Farmers have rejected government minimum price of shs500 aimed at addressing the low prices currently on the market.
According to Mr. Patrick Kibira a local farmer in Ssembabule said that shs 500 is less compared to the amount of money and efforts they inject in to plant maize.
He says they have sacrificed a lot of resources putting in practice the presidential call that advocates for emphasis in farming but reaching frustration on the last point is not only unfair but discouraging.
This follows concerns raised by Members of Parliament over the falling maize prices in the country something that forced government to resolve on buying 500,000 metric tonnes of maize from farmers at a minimum price
In a joint statement to the House sitting on Tuesday,31 July, 2018, the Minister of Trade, Industry and Cooperatives, Hon. Amelia Kyambadde and the Minister of Agriculture, Animal Industry and Fisheries, Hon. Vincent Ssempijja said government will provide a budget through the Agriculture Credit Fund to the Grain Council to buy 500,000 metric tonnes of maize.
Ssempijja justified government’s decision saying that the Council buys 70 per cent of the maize while individuals buy 30 per cent.

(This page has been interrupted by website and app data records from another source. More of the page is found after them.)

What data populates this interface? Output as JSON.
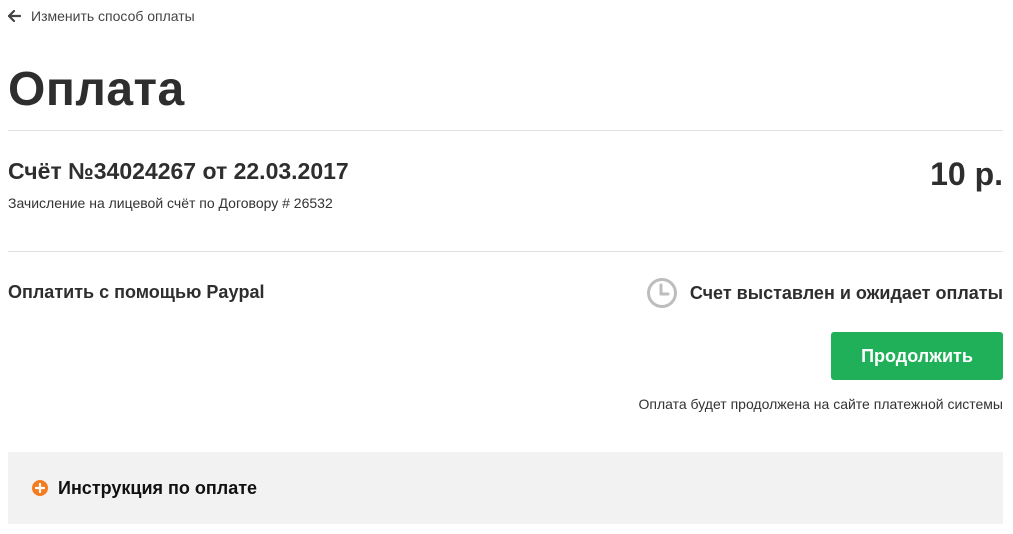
{
  "nav": {
    "back_label": "Изменить способ оплаты"
  },
  "page": {
    "title": "Оплата"
  },
  "invoice": {
    "title": "Счёт №34024267 от 22.03.2017",
    "description": "Зачисление на лицевой счёт по Договору # 26532",
    "amount": "10 р."
  },
  "payment": {
    "method_label": "Оплатить с помощью Paypal",
    "status_text": "Счет выставлен и ожидает оплаты",
    "status_icon": "clock-icon",
    "continue_label": "Продолжить",
    "continue_note": "Оплата будет продолжена на сайте платежной системы"
  },
  "instructions": {
    "label": "Инструкция по оплате",
    "icon": "plus-circle-icon"
  },
  "colors": {
    "accent_green": "#21b05a",
    "accent_orange": "#f47c20",
    "panel_bg": "#f2f2f2"
  }
}
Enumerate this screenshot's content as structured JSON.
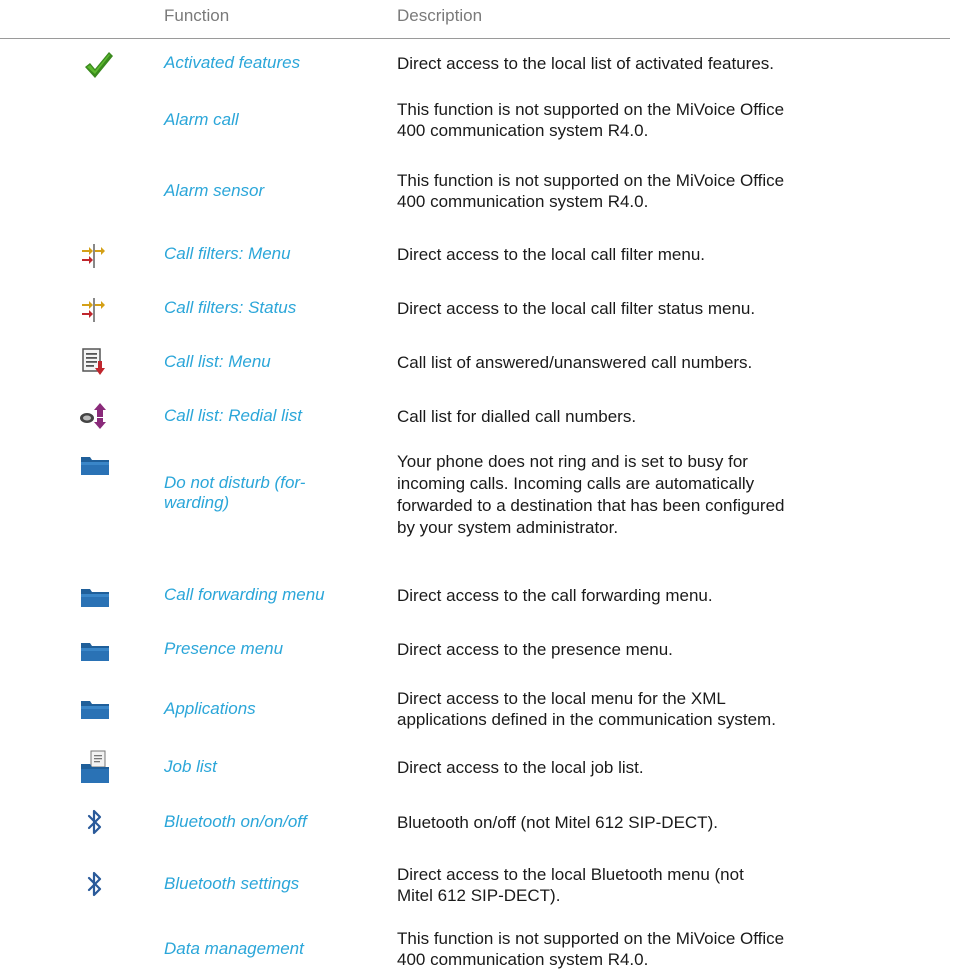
{
  "header": {
    "function_label": "Function",
    "description_label": "Description"
  },
  "rows": [
    {
      "icon": "checkmark-icon",
      "function": "Activated features",
      "description": "Direct access to the local list of activated features."
    },
    {
      "icon": "",
      "function": "Alarm call",
      "description": "This function is not supported on the MiVoice Office 400 communication system R4.0."
    },
    {
      "icon": "",
      "function": "Alarm sensor",
      "description": "This function is not supported on the MiVoice Office 400 communication system R4.0."
    },
    {
      "icon": "call-filter-icon",
      "function": "Call filters: Menu",
      "description": "Direct access to the local call filter menu."
    },
    {
      "icon": "call-filter-icon",
      "function": "Call filters: Status",
      "description": "Direct access to the local call filter status menu."
    },
    {
      "icon": "call-list-icon",
      "function": "Call list: Menu",
      "description": "Call list of answered/unanswered call numbers."
    },
    {
      "icon": "redial-list-icon",
      "function": "Call list: Redial list",
      "description": "Call list for dialled call numbers."
    },
    {
      "icon": "folder-icon",
      "function": "Do not disturb (for-warding)",
      "function_line1": "Do not disturb (for-",
      "function_line2": "warding)",
      "description": "Your phone does not ring and is set to busy for incoming calls. Incoming calls are automatically forwarded to a destination that has been configured by your system administrator."
    },
    {
      "icon": "folder-icon",
      "function": "Call forwarding menu",
      "description": "Direct access to the call forwarding menu."
    },
    {
      "icon": "folder-icon",
      "function": "Presence menu",
      "description": "Direct access to the presence menu."
    },
    {
      "icon": "folder-icon",
      "function": "Applications",
      "description": "Direct access to the local menu for the XML applications defined in the communication system."
    },
    {
      "icon": "job-list-folder-icon",
      "function": "Job list",
      "description": "Direct access to the local job list."
    },
    {
      "icon": "bluetooth-icon",
      "function": "Bluetooth on/on/off",
      "description": "Bluetooth on/off (not Mitel 612 SIP-DECT)."
    },
    {
      "icon": "bluetooth-icon",
      "function": "Bluetooth settings",
      "description_line1": "Direct access to the local Bluetooth menu (not",
      "description_line2": "Mitel 612 SIP-DECT)."
    },
    {
      "icon": "",
      "function": "Data management",
      "description": "This function is not supported on the MiVoice Office 400 communication system R4.0."
    }
  ],
  "colors": {
    "function_link": "#2ba6d9",
    "checkmark": "#3a8a1e",
    "folder": "#1f5f9a",
    "bluetooth": "#2a5a9a",
    "filter_red": "#c0262d",
    "filter_gold": "#d4a017",
    "redial_purple": "#8a2a7a"
  }
}
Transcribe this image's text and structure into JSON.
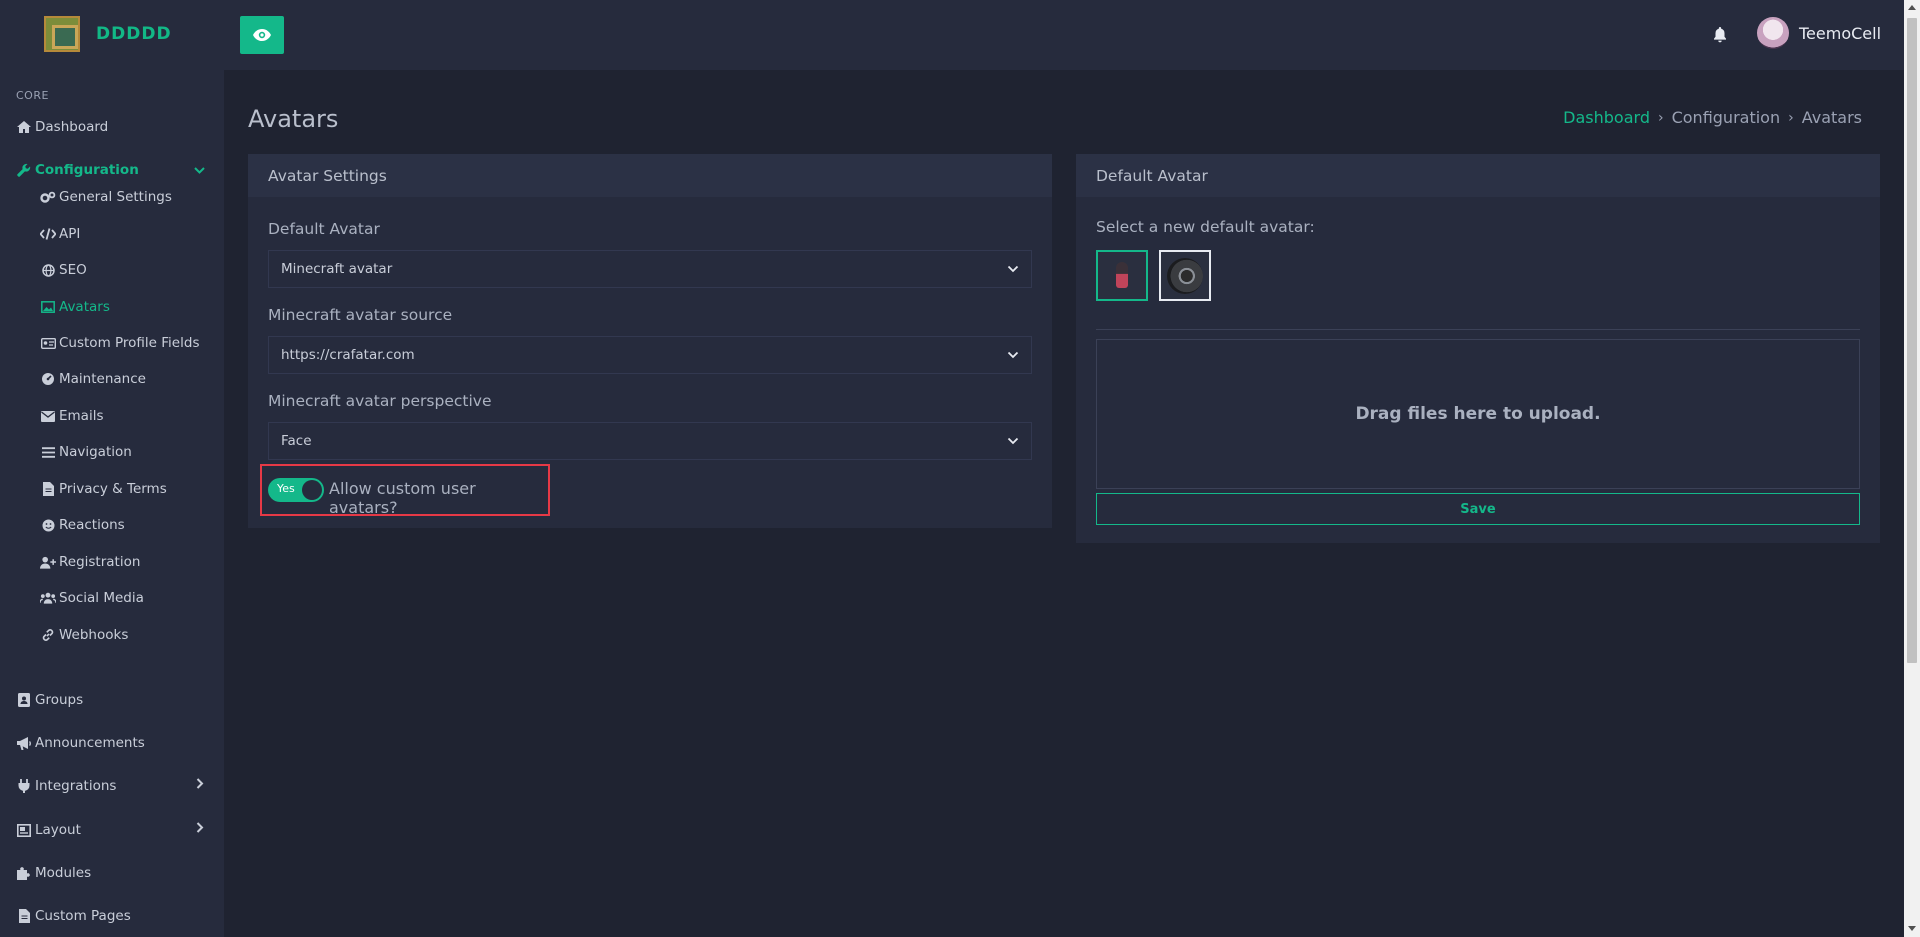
{
  "brand": {
    "name": "DDDDD"
  },
  "header": {
    "user_name": "TeemoCell"
  },
  "sidebar": {
    "section": "CORE",
    "dashboard": "Dashboard",
    "configuration": "Configuration",
    "config_items": [
      "General Settings",
      "API",
      "SEO",
      "Avatars",
      "Custom Profile Fields",
      "Maintenance",
      "Emails",
      "Navigation",
      "Privacy & Terms",
      "Reactions",
      "Registration",
      "Social Media",
      "Webhooks"
    ],
    "bottom_items": [
      "Groups",
      "Announcements",
      "Integrations",
      "Layout",
      "Modules",
      "Custom Pages"
    ]
  },
  "page": {
    "title": "Avatars",
    "breadcrumb": [
      "Dashboard",
      "Configuration",
      "Avatars"
    ]
  },
  "avatar_settings": {
    "header": "Avatar Settings",
    "default_avatar_label": "Default Avatar",
    "default_avatar_value": "Minecraft avatar",
    "source_label": "Minecraft avatar source",
    "source_value": "https://crafatar.com",
    "perspective_label": "Minecraft avatar perspective",
    "perspective_value": "Face",
    "toggle_text": "Yes",
    "toggle_label": "Allow custom user avatars?"
  },
  "default_avatar": {
    "header": "Default Avatar",
    "select_label": "Select a new default avatar:",
    "dropzone_text": "Drag files here to upload.",
    "save_label": "Save"
  },
  "colors": {
    "accent": "#14b88a",
    "highlight_border": "#e63946",
    "background": "#1f2331",
    "panel": "#262b3d"
  }
}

He said the Grain Council has modern storage facilities across the country including dryers, sorters and cleaners.
“The Uganda Grain Council needs shs300 billion to evacuate 500,000 metric tonnes of maize and that is the money we are mobilising,” said Ssempijja.
“We have gone through the technical evaluation of producing maize and the highest cost of production is shs400,” Ssempijja explained.
Kyambadde said that a report will be presented to Parliament next week on the modalities of implementation of funding to the Grain Council.
She also listed other government interventions towards addressing the falling maize prices including; operationalisation of structured trading mechanisms, provision of standardised storage facilities at household, community and regional levels as well as implementation of the National Grain Trade Policy and its strategy.
The MPs however, opposed the plan to fund the Grain Council saying that the move is intended to enrich a few.
Hon. Paul Mwiru (FDC, Jinja East) said that the Grain Council is composed of companies which are within the warehouse receipt system and it is difficult for local farmers to join.
“For us to get money and channel it under the Grain Council, which already controls the sector, is not fair to the local farmers,” said Mwiru.